I must disappoint you: it is not possible. But read on.
There will never be more than 24 hours during one day. Actually, once a year it can be 25 (in some countries) and it happens on last Saturday of October. It may be not enough for big plans unless these big plans are limited to just this one special night.
Many of us complain that there’s not enough time for many things. I’m no better – I couldn’t find time to write this blog post for too long. There is some solution needed then. As it is not possible to add extra hours to our days, the only option is to make better use of what we have already. To achieve that, we can make improvement in two major areas:
- Focus and allocate time for what is really important.
- Reduce time wasted.
Let’s discuss first point first. To not reinvent wheel, we can use famous Eisenhower matrix to categorise our activities:
- First quadrant shows all emergencies as well as activities postponed so long, that we are now five minutes before deadline. Things that just have to be done now.
- Second category occupy all important stuff defined as long term goals, plans for future, everything what matters but doesn’t need to be done now. What is missing in many publications is that it is usually good to have such activities planned for specific time frame, even if it could change later. Setting goals like buying house in ten year’s time is something we can relate to. If we say it will be done just “in the future”, there’s no way to evaluate progress, to prepare when time comes and to measure if we’re close to completion. Even if we miss predicted goal, we can take a lesson from that and make improvements for next goals. Have your goals always clearly specified. Adjust later if required.
- Things not important but seen as urgent. There’s usually urgent for someone else, never important to you. Ignore them. Or delegate, if possible. Or reschedule. Find any excuse to not put your energy into them.
- Last category belongs to all time wasters but it’s worth separate discussion.
Salvador Dali: The Persistence of Memory. Source: Wikipedia
We’re getting to second point mentioned at the beginning. To properly identify time wasters, it is good to make journal for all activities we perform and how much time they take. Try to make notes for just one week – how much time you spend for planned and unplanned activities and what they are. You may be surprised. All of us can recall moments where we started to scroll through social media and few hours passed, or switched on TV for a few minutes but switched it off after no less than few hours.
This is actually this extra time we really need and we are always short of.
Another fact missing in publications – do not feel guilty if you perform activities commonly shown as examples of time wasters.
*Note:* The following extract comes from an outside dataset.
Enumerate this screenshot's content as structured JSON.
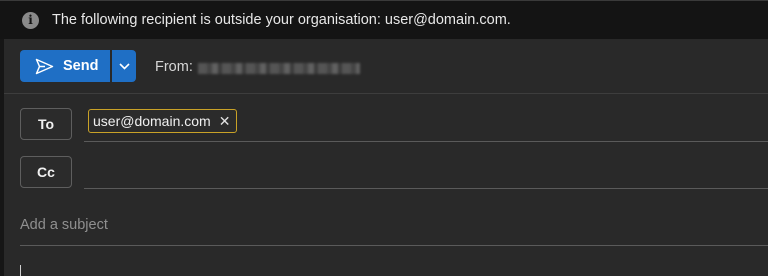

We are not robots and we all need to take a rest and do something just for pleasure. Key factor is to do it consciously. If I decide to spend evening playing computer games or watching TV – that’s conscious and PLANNED. And if I feel that I really need it, it goes into category of IMPORTANT activities. But if I start watching one short film on YouTube and switch it off after a few hours, that’s different story. Not planned, not intended and probably not needed. Wasted.
Being aware of all actions we do is a key.
A few more practical tips for time management:
- Be realistic allocating time for your activities. Don’t be over-optimistic, especially if you’re going to do something first time.
- Allocate some extra time for unexpected issues related to your plans.
- Never sacrifice your health to get more time – sleeping less or skipping meals is not the way to get extra time. You may lose it later in hospital.
- Don’t focus on work only – there are other aspects of life as well. Find time for friends and family.
- Allocate time for reading blogs.
Alternatively, if you desperately need more time – take a little bit from Pink Floyd: